Log homes do require maintenance as does any other house, but they do not necessarily require more maintenance. In order to maintain the “new” look with any house, there is maintenance. For the log house, a clear UV coat every 5-10 years. For the conventional house, cleaning of siding, re-grouting brick veneer, etc. Logs as with many other building materials (even vinyl siding) have 2 main enemies: sun and water. The trick to eliminating maintenance is smart design. With a proper roof overhang & elevation to protect the logs from the elements, maintenance is kept to a minimum!
Myth #2: Insects are attracted to log homes

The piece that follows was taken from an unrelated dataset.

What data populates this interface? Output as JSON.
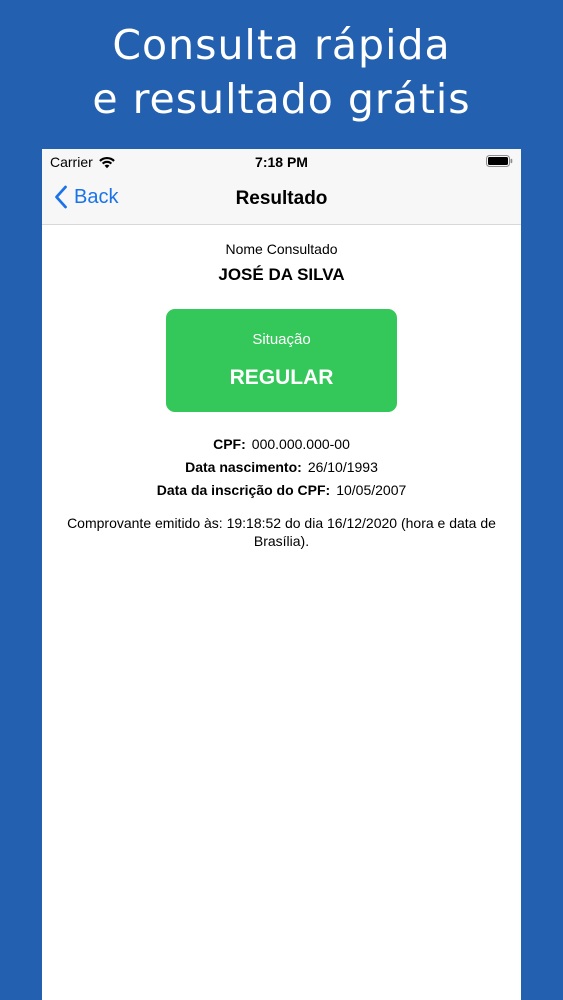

Contrary to popular belief. Insects are not attracted to your log home. Why? When the logs are set on your foundation, they dry to the relative moisture content of the area. Insects are not attracted to dry wood, they are attracted to the moisture in wood…fallen trees outdoors in direct contact with the ground is where they call home. If insects needed dry wood to survive, they would be in the exterior wall of most people’s wood-framed home
Myth #3: Log homes are difficult to insure
After a few phone calls one will discover a log home is as easy to insure as any other house construction method & for relatively the same price. Why? Compared to conventional construction, log homes are not a fire hazard, actually less of one due to there low flame spread rating. Logs are also able to be restored back to their original condition if a fire does so happen. (see links, log home council) How? By removing the char formed during the fire. The char formed on the outer surface of the log prevents oxygen from reaching the rest of the log which results in no more fuel for the fire. Insurance companies are, today, well aware of the benefits of log construction, they are happy to insure your home, just pick up the phone and find out for yourself, any reputable company will be thankful for your call.
Myth #4: Log homes are a fire hazard
In order for a wall assembly to be considered a fire hazard, the fire resistance rating must be below 30 minutes. Wood frame exterior wall construction with drywall on one side is able to perform at this 30 minute rating. An 8” thick solid log wall performance is rated at 60 minutes (see Canadian Wood Council, Wood Design Manual), double the performance. Why? The properties of solid wood & fire. Logs are an extremely poor conductor of heat and fire starts upon off-gassing of the material present. In order for off-gassing to begin with respect to solid wood greater than 8”, an enormous amount of heat has to be generated. Just think of it? When was the last time you heard of a log home fire? What about a wood frame house fire?
Myth #5: Log homes are significantly more expensive to build
The cost of building a log house is actually gone down compared to conventional construction. Dimensional lumber has more than doubled during the past 10 years due to increased manufacturing costs (fuel to run the mill, transport, etc). The raw material (being the log) has been relatively the same price for the past ten years. Just think of it, how much did a 2”x4”x8’ cost in the 90’s? How much does it cost today? Log homes used to be 30 – 35% more costly to build. Now, with smart design, they are relatively the same cost.
Myth #6: Log homes do not last
Some of the oldest standing structures in the world are made of logs. The key to longevity, as with any house is to protect it from the elements (rain, wind, sun, & snow). With proper design a log house will last forever. Design principal should include elevating the foundation above the ground (at least 12-24” (300-600mm) and with a sufficient roof over-hang.
Myth #7: Logs are not good insulators
Most log homes constructed have an insulative value 25-50% higher than standard conventional construction. Wood is comprised of tiny air pockets which help resist the flow of heat. R value is the measurement of insulative performance of various materials. (The larger the number the higher the performance). R –value when tested is based on the resistance to heat transfer. Logs do not have an R-value since they don’t resist the transfer of heat. Logs have a U –value which measures the rate of heat flow through a substance. The heat flow through a log is very slow which gives logs thermal mass benefits. Thermal mass means the ability of a substance to store heat and radiate the heat back through the path of least resistance, which is towards the inside during the winter and towards the outside during the summer.